CHIANGRAI TIMES – Mr. Thaksin Shinawatra is taking a more visible role for Thailand and across Asia, stirring renewed tensions between the country’s powerful military and a new government led by the populist tycoon’s sister.
During the run-up to July’s national elections, Mr. Thaksin, 64 years old, repeatedly said he would avoid intervening in political decisions if his sister, Yingluck Shinawatra, were elected prime minister. At most, he said, he would help guide Ms. Yingluck—who took office last month—on economic policy.
Political analysts said that was a carefully scripted strategy to tamp down tension between the Shinawatra clan’s populist supporters and Thailand’s powerful armed forces, which ousted Mr. Thaksin in a bloodless coup five years ago and still retain considerable power.
Supporters of Thaksin Shinawatra rallied last week on the fifth anniversary of the coup that toppled him.
Mr. Thaksin recently has taken heavily publicized trips from his base in Dubai to Japan and Cambodia while his supporters push for a new amnesty law that would enable him to return to Thailand a free man. He has been living overseas to avoid imprisonment on a 2008 corruption conviction.
His sister’s government is now exploring whether it should give him his passport back, arguing that Mr. Thaksin was convicted for political reasons; he currently travels on a passport issued by Montenegro.
Stock investors, meanwhile, are turning against Ms. Yingluck’s plans to raise Thailand’s minimum wage as the local stock market slumps amid a global downturn. The Federation of Thai Capital Market Associations Monday urged the government to defer the wage rises, set for January, that could nearly double the minimum wage in some places to 300 baht, or $9.60, a day.
Last week, Mr. Thaksin summoned cabinet ministers from the ruling Puea Thai, or For Thais, party to a lengthy videoconference, instructing them how to handle severe flooding in Thailand’s rice-growing heartland, among other topics.
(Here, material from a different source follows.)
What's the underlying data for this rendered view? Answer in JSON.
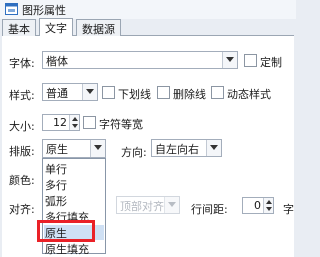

Ms. Yingluck, a 44-year-old former business executive, tried to play down Mr. Thaksin’s lecture, saying he was just offering support. Neither Mr. Thaksin nor his legal representatives responded to requests to comment.
For many observers the implication is clear. “A couple of months ago, I’d say there were two prime ministers in Thailand—Ms. Yingluck and her brother,” said Pavin Chachavalpongpun at the Institute of Southeast Asian Studies in Singapore. “Now there is one—Mr. Thaksin.”
The question is how Thailand’s conservative power brokers, particularly the army, will react to Mr. Thaksin’s newfound assertiveness, and whether it will reignite the battle between populist politicians such as the Shinawatras and the country’s conservative, royalist bureaucrats and army chiefs.
Thailand’s top generals appear determined to prevent Mr. Thaksin or his sister from interfering with the military. People familiar with the situation say an annual army leadership shuffle this month will likely leave hawkish army chief Gen. Prayuth Chan-ocha at the helm and many of his key lieutenants in their jobs.
Paul Chambers, an expert on the Thai military and a lecturer at Payap University in northern Thailand, notes that after the 2006 coup, a military-appointed government introduced a new seven-member panel to decide on army appointments. Four members of this panel must be serving military officers, a safeguard that effectively vetoes any civilian influence over the shuffle.
Even if the government tries to remove Gen. Prayuth, it wouldn’t be able to choose his successor—so he would likely stay as acting chief.
“The conservative forces have found a way of preventing Mr. Thaksin from controlling the military, even if they allow him and his followers to win election,” Mr. Chambers said.
Besides looking for a way to help bring Mr. Thaksin back to Thailand through a possible amnesty, some lawmakers are pushing to amend laws introduced since the 2006 coup that reduce civilian control over the army. Analysts say this could further ratchet up tensions, as does a continuing wrestling match between the government and Gen. Prayuth for control of a powerful army-dominated security agency known as the Internal Security Operations Command.
“Mr. Thaksin wants to legitimize himself as a political leader, but the other side doesn’t want to give ground either,” said Somchai Phagapasvivat, a political-science professor at Bangkok’s Thammasat University. “There’s a looming conflict, and in the long run we don’t know how it will play out.”